#### THE RECORDS

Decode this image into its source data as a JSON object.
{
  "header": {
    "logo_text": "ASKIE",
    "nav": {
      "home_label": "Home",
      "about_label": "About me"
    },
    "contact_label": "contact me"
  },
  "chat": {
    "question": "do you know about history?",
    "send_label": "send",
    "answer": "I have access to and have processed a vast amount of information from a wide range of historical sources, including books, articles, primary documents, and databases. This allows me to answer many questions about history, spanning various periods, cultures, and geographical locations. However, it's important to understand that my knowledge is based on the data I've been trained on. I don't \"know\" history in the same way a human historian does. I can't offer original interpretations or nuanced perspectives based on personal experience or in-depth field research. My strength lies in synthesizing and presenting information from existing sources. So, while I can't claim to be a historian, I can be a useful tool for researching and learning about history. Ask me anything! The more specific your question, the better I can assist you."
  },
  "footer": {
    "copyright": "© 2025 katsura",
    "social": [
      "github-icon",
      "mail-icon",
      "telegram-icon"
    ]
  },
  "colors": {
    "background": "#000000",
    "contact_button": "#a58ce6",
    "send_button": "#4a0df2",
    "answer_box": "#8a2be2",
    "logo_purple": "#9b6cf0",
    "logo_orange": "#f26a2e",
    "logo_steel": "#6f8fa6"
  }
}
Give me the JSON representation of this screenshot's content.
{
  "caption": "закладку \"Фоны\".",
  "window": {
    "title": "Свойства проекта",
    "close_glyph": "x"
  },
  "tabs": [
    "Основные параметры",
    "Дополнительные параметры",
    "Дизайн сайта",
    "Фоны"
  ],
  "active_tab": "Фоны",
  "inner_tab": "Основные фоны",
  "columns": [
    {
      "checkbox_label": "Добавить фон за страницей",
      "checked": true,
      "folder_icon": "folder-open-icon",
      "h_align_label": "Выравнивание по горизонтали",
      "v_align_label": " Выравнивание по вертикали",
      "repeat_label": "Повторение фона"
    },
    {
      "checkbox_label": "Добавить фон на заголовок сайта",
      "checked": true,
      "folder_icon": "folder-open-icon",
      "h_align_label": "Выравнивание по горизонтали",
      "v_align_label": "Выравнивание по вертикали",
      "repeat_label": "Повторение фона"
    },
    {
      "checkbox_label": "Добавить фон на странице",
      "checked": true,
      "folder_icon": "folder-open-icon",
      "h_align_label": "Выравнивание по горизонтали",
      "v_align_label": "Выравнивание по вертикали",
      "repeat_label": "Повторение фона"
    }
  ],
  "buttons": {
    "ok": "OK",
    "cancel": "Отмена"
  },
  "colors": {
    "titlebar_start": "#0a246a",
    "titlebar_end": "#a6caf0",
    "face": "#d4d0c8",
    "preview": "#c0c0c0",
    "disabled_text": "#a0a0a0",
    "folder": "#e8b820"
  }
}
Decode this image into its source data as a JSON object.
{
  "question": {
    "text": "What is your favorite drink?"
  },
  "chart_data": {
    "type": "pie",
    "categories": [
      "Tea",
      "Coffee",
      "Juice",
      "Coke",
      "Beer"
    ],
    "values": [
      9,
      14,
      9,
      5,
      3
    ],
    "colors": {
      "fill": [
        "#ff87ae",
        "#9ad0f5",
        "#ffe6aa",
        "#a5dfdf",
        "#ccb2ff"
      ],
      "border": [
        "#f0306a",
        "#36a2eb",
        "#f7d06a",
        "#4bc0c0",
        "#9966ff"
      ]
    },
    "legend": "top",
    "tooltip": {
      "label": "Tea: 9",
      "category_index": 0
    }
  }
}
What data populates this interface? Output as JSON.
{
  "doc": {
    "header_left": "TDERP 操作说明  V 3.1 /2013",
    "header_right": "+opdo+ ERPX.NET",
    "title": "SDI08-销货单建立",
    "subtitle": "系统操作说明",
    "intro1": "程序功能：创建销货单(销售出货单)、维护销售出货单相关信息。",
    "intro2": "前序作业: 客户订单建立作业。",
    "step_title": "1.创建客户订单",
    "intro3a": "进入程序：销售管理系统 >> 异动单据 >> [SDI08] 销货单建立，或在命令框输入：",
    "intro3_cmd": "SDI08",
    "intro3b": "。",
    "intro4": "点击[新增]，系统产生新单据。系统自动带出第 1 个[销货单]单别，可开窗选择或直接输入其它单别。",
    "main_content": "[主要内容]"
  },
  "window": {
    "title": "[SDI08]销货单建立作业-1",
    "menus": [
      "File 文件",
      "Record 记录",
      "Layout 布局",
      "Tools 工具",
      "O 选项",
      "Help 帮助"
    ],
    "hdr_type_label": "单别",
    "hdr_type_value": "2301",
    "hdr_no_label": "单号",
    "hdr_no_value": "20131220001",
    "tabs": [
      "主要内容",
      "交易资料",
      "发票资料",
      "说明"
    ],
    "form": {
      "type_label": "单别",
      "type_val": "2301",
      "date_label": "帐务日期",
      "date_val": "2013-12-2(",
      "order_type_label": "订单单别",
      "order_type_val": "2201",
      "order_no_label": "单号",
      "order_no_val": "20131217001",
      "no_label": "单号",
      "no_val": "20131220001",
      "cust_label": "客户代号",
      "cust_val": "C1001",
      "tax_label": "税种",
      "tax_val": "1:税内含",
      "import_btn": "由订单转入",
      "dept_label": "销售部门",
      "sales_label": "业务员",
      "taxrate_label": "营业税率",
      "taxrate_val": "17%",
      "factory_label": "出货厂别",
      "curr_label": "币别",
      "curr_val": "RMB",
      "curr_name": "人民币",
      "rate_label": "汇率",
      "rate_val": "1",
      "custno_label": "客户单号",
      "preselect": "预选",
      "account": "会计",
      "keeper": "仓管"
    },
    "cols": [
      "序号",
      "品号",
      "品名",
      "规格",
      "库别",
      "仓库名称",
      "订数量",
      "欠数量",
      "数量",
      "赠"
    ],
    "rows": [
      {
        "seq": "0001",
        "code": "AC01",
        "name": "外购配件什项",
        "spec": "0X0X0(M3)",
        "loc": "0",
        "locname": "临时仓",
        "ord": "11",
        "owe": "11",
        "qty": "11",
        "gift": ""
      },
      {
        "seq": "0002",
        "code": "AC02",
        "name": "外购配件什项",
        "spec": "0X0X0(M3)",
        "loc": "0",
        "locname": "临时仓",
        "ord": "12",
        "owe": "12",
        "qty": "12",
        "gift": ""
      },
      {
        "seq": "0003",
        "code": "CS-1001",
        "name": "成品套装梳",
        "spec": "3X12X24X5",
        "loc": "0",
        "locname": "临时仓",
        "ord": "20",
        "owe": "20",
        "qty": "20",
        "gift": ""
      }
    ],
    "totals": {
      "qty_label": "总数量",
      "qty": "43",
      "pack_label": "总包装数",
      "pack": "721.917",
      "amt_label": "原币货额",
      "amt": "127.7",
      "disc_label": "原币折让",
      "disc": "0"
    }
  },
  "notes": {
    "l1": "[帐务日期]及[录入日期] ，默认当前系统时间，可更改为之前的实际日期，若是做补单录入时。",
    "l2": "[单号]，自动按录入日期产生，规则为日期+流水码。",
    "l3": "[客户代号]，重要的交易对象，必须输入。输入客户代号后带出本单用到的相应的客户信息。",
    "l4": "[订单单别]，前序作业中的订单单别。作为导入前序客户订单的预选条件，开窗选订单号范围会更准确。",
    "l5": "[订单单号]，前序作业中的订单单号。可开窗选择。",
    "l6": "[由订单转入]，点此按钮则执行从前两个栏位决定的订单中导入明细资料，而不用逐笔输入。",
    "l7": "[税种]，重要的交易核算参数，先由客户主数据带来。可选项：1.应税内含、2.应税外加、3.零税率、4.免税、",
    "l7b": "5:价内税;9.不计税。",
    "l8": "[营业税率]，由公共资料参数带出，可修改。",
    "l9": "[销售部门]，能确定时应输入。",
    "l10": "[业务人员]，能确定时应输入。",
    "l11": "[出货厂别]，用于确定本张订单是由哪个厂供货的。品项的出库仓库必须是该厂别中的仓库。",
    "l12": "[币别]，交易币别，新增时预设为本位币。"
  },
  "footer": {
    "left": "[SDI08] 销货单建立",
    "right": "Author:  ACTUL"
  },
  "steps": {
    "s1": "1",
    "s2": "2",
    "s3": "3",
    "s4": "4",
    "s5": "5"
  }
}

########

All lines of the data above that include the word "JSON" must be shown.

Decode this image into its source data as a JSON object.
Give me the JSON representation of this screenshot's content.
Decode this image into its source data as a JSON object.
What data populates this interface? Output as JSON.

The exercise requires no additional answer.